There’s no strong sense of attachment either — everyone in this movie is, more or less, a terrible person. Jennifer Lawrence’s emotional angle is supposed to be her caring for her mother, but that all feels rather forced and doesn’t actually add much to her characterization.
And then there’s the weird bits. The over-the-top, off-putting moments that wind up being far more sexual or violent than they really need to be. I don’t know Francis Lawrence’s reasoning for including these moments, so I won’t try to speak for him. I can guess that he wanted to approach it as saying Jennifer Lawrence is a strong character because she’s always in these gross situations and finds a way to come out on top. While that could have MAYBE worked had it been properly developed, that’s not the feeling Red Sparrow actually gives off. By the end of the film, Lawrence does eventually come out on top and defeats all the scumbags, but we spend so much time watch her get tortured, abused and even raped that the ends certainly don’t justify the means. These are touchy subject matters we’re dealing with here, and unless they’re handled with extreme sensitivity, people are going to be rubbed the wrong way. I’m not saying that Francis Lawrence meant anything by all this, but Red Sparrow winds up feeling like an untimely and sometimes gross movie because of it.

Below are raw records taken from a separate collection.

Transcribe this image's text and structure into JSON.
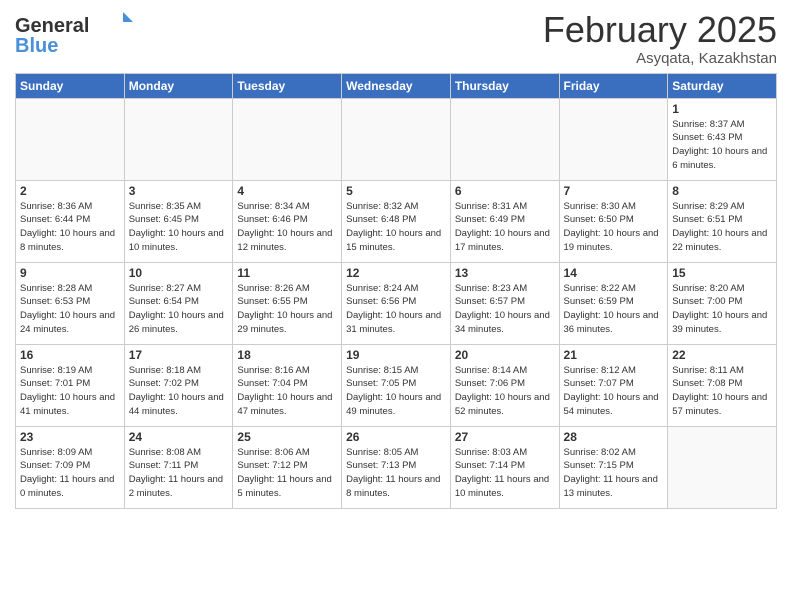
{
  "logo": {
    "line1": "General",
    "line2": "Blue"
  },
  "title": "February 2025",
  "location": "Asyqata, Kazakhstan",
  "days_of_week": [
    "Sunday",
    "Monday",
    "Tuesday",
    "Wednesday",
    "Thursday",
    "Friday",
    "Saturday"
  ],
  "weeks": [
    [
      {
        "day": "",
        "info": ""
      },
      {
        "day": "",
        "info": ""
      },
      {
        "day": "",
        "info": ""
      },
      {
        "day": "",
        "info": ""
      },
      {
        "day": "",
        "info": ""
      },
      {
        "day": "",
        "info": ""
      },
      {
        "day": "1",
        "info": "Sunrise: 8:37 AM\nSunset: 6:43 PM\nDaylight: 10 hours\nand 6 minutes."
      }
    ],
    [
      {
        "day": "2",
        "info": "Sunrise: 8:36 AM\nSunset: 6:44 PM\nDaylight: 10 hours\nand 8 minutes."
      },
      {
        "day": "3",
        "info": "Sunrise: 8:35 AM\nSunset: 6:45 PM\nDaylight: 10 hours\nand 10 minutes."
      },
      {
        "day": "4",
        "info": "Sunrise: 8:34 AM\nSunset: 6:46 PM\nDaylight: 10 hours\nand 12 minutes."
      },
      {
        "day": "5",
        "info": "Sunrise: 8:32 AM\nSunset: 6:48 PM\nDaylight: 10 hours\nand 15 minutes."
      },
      {
        "day": "6",
        "info": "Sunrise: 8:31 AM\nSunset: 6:49 PM\nDaylight: 10 hours\nand 17 minutes."
      },
      {
        "day": "7",
        "info": "Sunrise: 8:30 AM\nSunset: 6:50 PM\nDaylight: 10 hours\nand 19 minutes."
      },
      {
        "day": "8",
        "info": "Sunrise: 8:29 AM\nSunset: 6:51 PM\nDaylight: 10 hours\nand 22 minutes."
      }
    ],
    [
      {
        "day": "9",
        "info": "Sunrise: 8:28 AM\nSunset: 6:53 PM\nDaylight: 10 hours\nand 24 minutes."
      },
      {
        "day": "10",
        "info": "Sunrise: 8:27 AM\nSunset: 6:54 PM\nDaylight: 10 hours\nand 26 minutes."
      },
      {
        "day": "11",
        "info": "Sunrise: 8:26 AM\nSunset: 6:55 PM\nDaylight: 10 hours\nand 29 minutes."
      },
      {
        "day": "12",
        "info": "Sunrise: 8:24 AM\nSunset: 6:56 PM\nDaylight: 10 hours\nand 31 minutes."
      },
      {
        "day": "13",
        "info": "Sunrise: 8:23 AM\nSunset: 6:57 PM\nDaylight: 10 hours\nand 34 minutes."
      },
      {
        "day": "14",
        "info": "Sunrise: 8:22 AM\nSunset: 6:59 PM\nDaylight: 10 hours\nand 36 minutes."
      },
      {
        "day": "15",
        "info": "Sunrise: 8:20 AM\nSunset: 7:00 PM\nDaylight: 10 hours\nand 39 minutes."
      }
    ],
    [
      {
        "day": "16",
        "info": "Sunrise: 8:19 AM\nSunset: 7:01 PM\nDaylight: 10 hours\nand 41 minutes."
      },
      {
        "day": "17",
        "info": "Sunrise: 8:18 AM\nSunset: 7:02 PM\nDaylight: 10 hours\nand 44 minutes."
      },
      {
        "day": "18",
        "info": "Sunrise: 8:16 AM\nSunset: 7:04 PM\nDaylight: 10 hours\nand 47 minutes."
      },
      {
        "day": "19",
        "info": "Sunrise: 8:15 AM\nSunset: 7:05 PM\nDaylight: 10 hours\nand 49 minutes."
      },
      {
        "day": "20",
        "info": "Sunrise: 8:14 AM\nSunset: 7:06 PM\nDaylight: 10 hours\nand 52 minutes."
      },
      {
        "day": "21",
        "info": "Sunrise: 8:12 AM\nSunset: 7:07 PM\nDaylight: 10 hours\nand 54 minutes."
      },
      {
        "day": "22",
        "info": "Sunrise: 8:11 AM\nSunset: 7:08 PM\nDaylight: 10 hours\nand 57 minutes."
      }
    ],
    [
      {
        "day": "23",
        "info": "Sunrise: 8:09 AM\nSunset: 7:09 PM\nDaylight: 11 hours\nand 0 minutes."
      },
      {
        "day": "24",
        "info": "Sunrise: 8:08 AM\nSunset: 7:11 PM\nDaylight: 11 hours\nand 2 minutes."
      },
      {
        "day": "25",
        "info": "Sunrise: 8:06 AM\nSunset: 7:12 PM\nDaylight: 11 hours\nand 5 minutes."
      },
      {
        "day": "26",
        "info": "Sunrise: 8:05 AM\nSunset: 7:13 PM\nDaylight: 11 hours\nand 8 minutes."
      },
      {
        "day": "27",
        "info": "Sunrise: 8:03 AM\nSunset: 7:14 PM\nDaylight: 11 hours\nand 10 minutes."
      },
      {
        "day": "28",
        "info": "Sunrise: 8:02 AM\nSunset: 7:15 PM\nDaylight: 11 hours\nand 13 minutes."
      },
      {
        "day": "",
        "info": ""
      }
    ]
  ]
}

Red Sparrow isn’t a terrible initial watch. On a second viewing, I suspect, the movie wouldn’t hold up as well. However, I can appreciate the fact that this is a different movie than most are expecting — it’s not overly convoluted or full of a bunch of action scenes that gives the audience headaches. It’s just that it’s all kind of dull. Dull and released at the wrong time, that is, but dull nonetheless.
But that’s just one man’s opinion. Watch the Red Sparrow trailer here and then let us know, in the comments below, what you thought of the movie.
A movie that certainly earns its R-rating: 'Red Sparrow' review5